However, there’s no harm in being aware of the potential signs that someone might be storing too much stuff – like overcrowding or poor sanitation – and talking to them about it if you have concerns.
Hoarding can be a sign of mental illness, not prepping.
In fact, hoarding is defined as ‘an abnormal preoccupation with acquiring and storing material possessions, to the point where it interferes with daily life’. Prepping does not interfere with daily life, if anything it should enrich it.
How can you start being a prepper?
Prepping can seem like a daunting task, but it doesn’t have to be.
There are a few simple things you can do to get started, and over time you’ll be able to add more complex tasks and strategies. The most important thing is to have a plan and to stick to it.
Prepping isn’t about having everything perfect in advance; it’s about reducing your chances of being stranded or facing an emergency situation that you couldn’t have predicted.
You don’t need to be a survival expert to be a prepper.
Anyone can learn basic survival skills, like how to build a shelter and start a fire, by following prepping advice online or in books such as The Well-Prepared Homeowner.
A prepper’s gear shouldn’t be all about protection from the outside world; it should also protect you from the inside world.
For example, having enough medical supplies will help you survive an emergency while having enough storage space will help keep your family safe during economic strife.
Preparing for emergencies isn’t just about stockpiling food and water; it’s also about being physically prepared to handle difficult situations.
You might need to carry medical supplies with you when you leave your home in case of evacuation, or gear that will let you survive in extreme weather conditions (like cold or snow).
Preppers should have an understanding of global events that could impact their area of the country or the world at large.
For example, if there’s a pandemic happening overseas, then a prepper would want to be aware of how it could affect them locally.
A prepper’s mindset is just as important as his or her gear ; being mentally prepared is key to surviving any kind of crisis. This means staying calm under pressure and planning ahead – even if everything seems impossible right now.
No matter how prepared someone may be, emergencies always happen unexpectedly.

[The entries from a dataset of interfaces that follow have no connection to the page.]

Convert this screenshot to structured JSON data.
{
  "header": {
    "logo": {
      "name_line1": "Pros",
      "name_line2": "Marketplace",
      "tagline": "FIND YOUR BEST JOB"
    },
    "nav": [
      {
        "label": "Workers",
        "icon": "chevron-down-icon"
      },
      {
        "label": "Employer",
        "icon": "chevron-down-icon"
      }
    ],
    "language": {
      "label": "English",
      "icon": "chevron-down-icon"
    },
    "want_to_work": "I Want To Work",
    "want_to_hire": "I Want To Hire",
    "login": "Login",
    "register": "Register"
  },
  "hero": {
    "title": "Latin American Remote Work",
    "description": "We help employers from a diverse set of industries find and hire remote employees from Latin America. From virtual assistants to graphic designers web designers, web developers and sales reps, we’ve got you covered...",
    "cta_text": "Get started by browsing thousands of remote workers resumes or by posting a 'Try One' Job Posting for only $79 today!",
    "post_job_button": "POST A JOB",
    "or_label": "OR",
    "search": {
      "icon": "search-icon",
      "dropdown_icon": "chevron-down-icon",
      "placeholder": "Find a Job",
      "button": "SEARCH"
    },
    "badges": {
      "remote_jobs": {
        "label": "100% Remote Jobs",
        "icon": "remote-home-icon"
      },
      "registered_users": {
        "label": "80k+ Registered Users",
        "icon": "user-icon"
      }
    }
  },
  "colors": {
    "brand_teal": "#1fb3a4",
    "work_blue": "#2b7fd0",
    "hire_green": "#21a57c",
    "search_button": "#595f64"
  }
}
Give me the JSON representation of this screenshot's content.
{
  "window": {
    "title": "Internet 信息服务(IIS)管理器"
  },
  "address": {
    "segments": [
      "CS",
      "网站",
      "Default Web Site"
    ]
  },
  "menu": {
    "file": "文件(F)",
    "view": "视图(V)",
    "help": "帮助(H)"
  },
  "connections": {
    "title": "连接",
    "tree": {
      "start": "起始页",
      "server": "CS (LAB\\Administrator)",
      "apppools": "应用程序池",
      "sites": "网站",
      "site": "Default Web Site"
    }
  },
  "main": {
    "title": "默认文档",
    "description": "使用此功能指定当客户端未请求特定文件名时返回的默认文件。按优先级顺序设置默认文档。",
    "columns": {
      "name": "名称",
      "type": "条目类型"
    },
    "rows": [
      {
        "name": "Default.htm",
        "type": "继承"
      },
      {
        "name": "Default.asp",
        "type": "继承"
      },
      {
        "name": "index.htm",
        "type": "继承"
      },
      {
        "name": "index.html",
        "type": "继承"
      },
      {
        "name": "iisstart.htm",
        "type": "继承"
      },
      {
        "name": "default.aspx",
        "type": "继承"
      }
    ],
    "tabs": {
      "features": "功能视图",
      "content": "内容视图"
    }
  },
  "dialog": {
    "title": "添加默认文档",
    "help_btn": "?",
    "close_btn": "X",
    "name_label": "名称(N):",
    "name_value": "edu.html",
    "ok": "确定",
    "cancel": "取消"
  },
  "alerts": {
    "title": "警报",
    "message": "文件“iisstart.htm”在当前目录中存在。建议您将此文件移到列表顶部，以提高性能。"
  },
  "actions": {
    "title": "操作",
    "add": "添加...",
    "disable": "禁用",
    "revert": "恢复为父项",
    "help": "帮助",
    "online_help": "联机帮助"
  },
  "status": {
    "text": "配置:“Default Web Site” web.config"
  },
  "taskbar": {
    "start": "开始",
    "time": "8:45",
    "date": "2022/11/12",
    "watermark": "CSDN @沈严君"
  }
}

So always keep your eyes open for warning signs that something might be wrong, so that you can take steps to prepare yourself accordingly
So there you have, now you know that preppers aren’t crazy people!
They are people who have taken the time to plan for difficult situations and are ready to handle them when they come up.
Prepping is definitely not a luxury – it’s something that everyone should consider doing, in order to be as prepared as possible for whatever life throws our way.